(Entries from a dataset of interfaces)
____________________

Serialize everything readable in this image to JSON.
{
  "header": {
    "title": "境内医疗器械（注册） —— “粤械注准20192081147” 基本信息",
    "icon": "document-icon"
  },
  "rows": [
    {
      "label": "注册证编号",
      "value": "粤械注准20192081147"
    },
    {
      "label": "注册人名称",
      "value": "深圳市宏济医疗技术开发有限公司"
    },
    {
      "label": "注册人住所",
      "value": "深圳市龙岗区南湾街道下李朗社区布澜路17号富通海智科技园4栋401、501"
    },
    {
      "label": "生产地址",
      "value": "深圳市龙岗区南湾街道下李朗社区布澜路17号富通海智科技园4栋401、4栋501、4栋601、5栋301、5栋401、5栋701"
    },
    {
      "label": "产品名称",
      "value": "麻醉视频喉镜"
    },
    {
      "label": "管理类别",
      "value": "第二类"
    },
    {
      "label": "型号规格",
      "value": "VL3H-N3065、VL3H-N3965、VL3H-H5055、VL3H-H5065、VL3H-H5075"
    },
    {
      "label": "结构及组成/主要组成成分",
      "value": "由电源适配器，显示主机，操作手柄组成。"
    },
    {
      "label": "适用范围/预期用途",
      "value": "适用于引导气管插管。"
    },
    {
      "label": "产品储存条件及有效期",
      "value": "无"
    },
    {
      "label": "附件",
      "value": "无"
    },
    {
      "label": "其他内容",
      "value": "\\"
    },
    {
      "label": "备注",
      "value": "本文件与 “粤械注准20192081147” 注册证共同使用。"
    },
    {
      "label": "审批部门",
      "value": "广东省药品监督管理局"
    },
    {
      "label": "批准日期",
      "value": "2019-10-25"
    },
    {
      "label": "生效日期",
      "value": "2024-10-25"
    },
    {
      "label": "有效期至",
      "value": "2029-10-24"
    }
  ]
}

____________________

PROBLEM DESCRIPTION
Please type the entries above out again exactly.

EXERCISE ANSWER
Serialize everything readable in this image to JSON.
{
  "header": {
    "title": "境内医疗器械（注册） —— “粤械注准20192081147” 基本信息",
    "icon": "document-icon"
  },
  "rows": [
    {
      "label": "注册证编号",
      "value": "粤械注准20192081147"
    },
    {
      "label": "注册人名称",
      "value": "深圳市宏济医疗技术开发有限公司"
    },
    {
      "label": "注册人住所",
      "value": "深圳市龙岗区南湾街道下李朗社区布澜路17号富通海智科技园4栋401、501"
    },
    {
      "label": "生产地址",
      "value": "深圳市龙岗区南湾街道下李朗社区布澜路17号富通海智科技园4栋401、4栋501、4栋601、5栋301、5栋401、5栋701"
    },
    {
      "label": "产品名称",
      "value": "麻醉视频喉镜"
    },
    {
      "label": "管理类别",
      "value": "第二类"
    },
    {
      "label": "型号规格",
      "value": "VL3H-N3065、VL3H-N3965、VL3H-H5055、VL3H-H5065、VL3H-H5075"
    },
    {
      "label": "结构及组成/主要组成成分",
      "value": "由电源适配器，显示主机，操作手柄组成。"
    },
    {
      "label": "适用范围/预期用途",
      "value": "适用于引导气管插管。"
    },
    {
      "label": "产品储存条件及有效期",
      "value": "无"
    },
    {
      "label": "附件",
      "value": "无"
    },
    {
      "label": "其他内容",
      "value": "\\"
    },
    {
      "label": "备注",
      "value": "本文件与 “粤械注准20192081147” 注册证共同使用。"
    },
    {
      "label": "审批部门",
      "value": "广东省药品监督管理局"
    },
    {
      "label": "批准日期",
      "value": "2019-10-25"
    },
    {
      "label": "生效日期",
      "value": "2024-10-25"
    },
    {
      "label": "有效期至",
      "value": "2029-10-24"
    }
  ]
}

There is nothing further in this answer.